Obviously I'm no fan of Mitt Romney. But I have been very dismayed at the tone of the Republican primary so far, in which an explicit religious test has been so central to many voters — even to the extent that Romney was asked whether he believed the Bible literally. For cryin' out loud, we're talking about President, not Dean of the Seminary. Mitt, of course, has heretofore barely challenged the premise of such questions, since he's trying to appeal to Christian Right voters.
Romney finally confronted the whole issue today. And it's a peculiar speech, striking roughly the right tone in some places, but leaving intact the false choices that are slowing down his own campaign:
Almost 50 years ago another candidate from Massachusetts explained that he was an American running for president, not a Catholic running for president. Like him, I am an American running for president. I do not define my candidacy by my religion. A person should not be elected because of his faith nor should he be rejected because of his faith.
Let me assure you that no authorities of my church, or of any other church for that matter, will ever exert influence on presidential decisions. Their authority is theirs, within the province of church affairs, and it ends where the affairs of the nation begin.
… Americans tire of those who would jettison their beliefs, even to gain the world. There is one fundamental question about which I often am asked. What do I believe about Jesus Christ? I believe that Jesus Christ is the son of God and the savior of mankind. My church's beliefs about Christ may not all be the same as those of other faiths. Each religion has its own unique doctrines and history. These are not bases for criticism but rather a test of our tolerance. Religious tolerance would be a shallow principle indeed if it were reserved only for faiths with which we agree. [ed. emphasis)
(The irony of the highlighted line is, I assume, not lost on anyone.)
So, he's plainly modeling his speech after JFK's in 1960. However, what's missing is Kennedy's explicit declaration of religion “as a private affair”:
I believe in a president whose religious views are his own private affair, neither imposed by him upon the nation, or imposed by the nation upon him as a condition to holding that office.
It is foolish, futile, and undesirable to expect that politicians will be somehow unaffected by their faiths in crafting public policy. For many or most people, their faith is the grounding of their sense of morality, both public and private. But I have been troubled by the willingness of politicians to tout their religious faith as a supposed qualification for office. Even Howard Dean has made clumsy attempts to appeal to evangelicals on religious grounds.
It is not hard to find religious people who are absolutely rotten, or just mediocre.
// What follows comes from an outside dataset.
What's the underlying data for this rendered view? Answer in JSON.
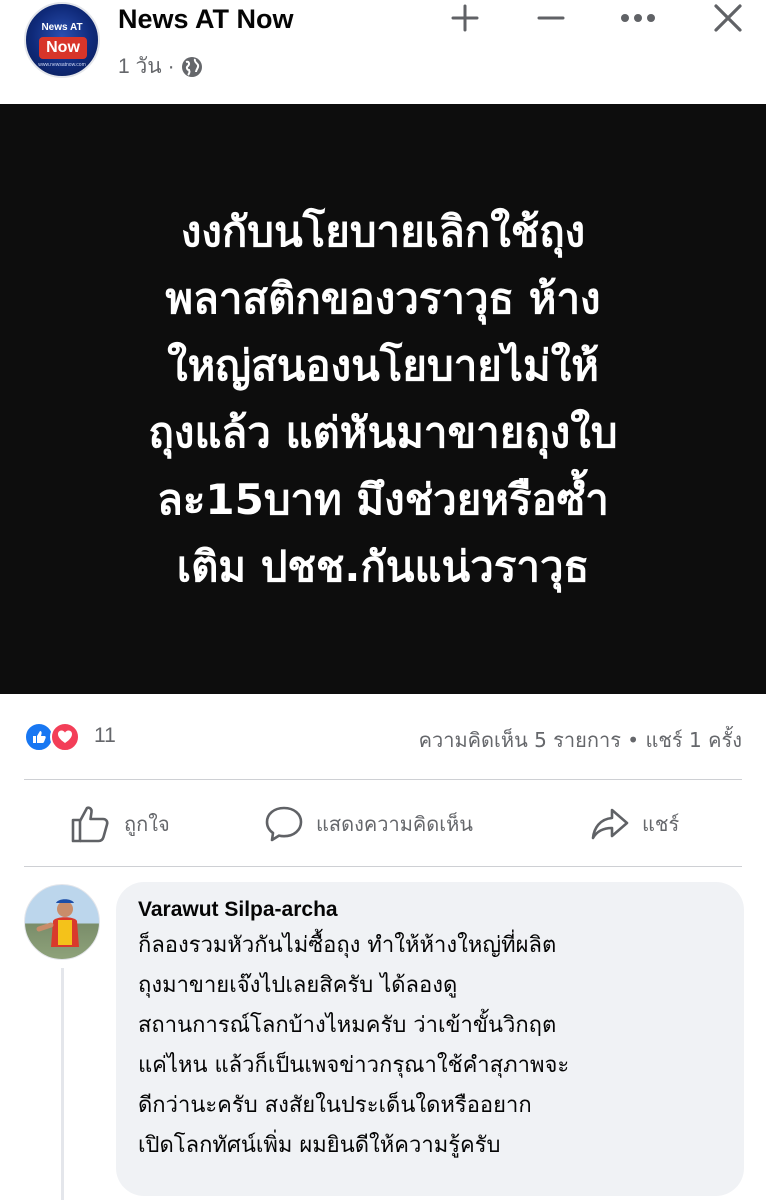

Christianity (particularly Protestantism) rejects “justification” through good works. Faith proves nothing: a public profession of faith in a political campaign is worthless.
It's disappointing, then, to see Romney continue to sell the idea that we still need more public religion:
Freedom requires religion just as religion requires freedom. Freedom opens the windows of the soul so that man can discover his most profound beliefs and commune with God. Freedom and religion endure together, or perish alone.
The founders proscribed the establishment of a state religion, but they did not countenance the elimination of religion from the public square. We are a nation “under God” and in God, we do indeed trust.
I suspect that this language will go over well with most people. And I don't feel too strongly about “ceremonial” religious expression: What's the big deal about “under God” or a public menorah? Pretty small stuff, all in all. But the fact is that such public religious displays are controversial these days precisely because they are not universally held. Our society is pluralistic, and Romney's plea for tolerance is simply not 100% compatible with specific public displays of religion.
As Romney and JFK both state: Values are universal. Religious doctrines are political in a broad sense of the word, subject to similar kinds of cleavages as are manifest in public elections. (Look at the Nicene Creed in light of the theological struggles of the time: It is as political a document as they come.) But it's a very bad direction, having God-talk and professions of faith take the spotlight in the Presidential campaign. It's bad for both religion and the state, because of the necessary hypocrisy of reconciling religious humility and reaching for worldly power.
Here's one notable commentator on public professions of faith:
5“And when you pray, do not be like the hypocrites, for they love to pray standing in the synagogues and on the street corners to be seen by men. I tell you the truth, they have received their reward in full. 6But when you pray, go into your room, close the door and pray to your Father, who is unseen. Then your Father, who sees what is done in secret, will reward you.
PS: I should add that many faith-based groups appeal to broadly shared values using religious language. I think that's totally within bounds. “Let justice roll down like mighty waters”, for instance.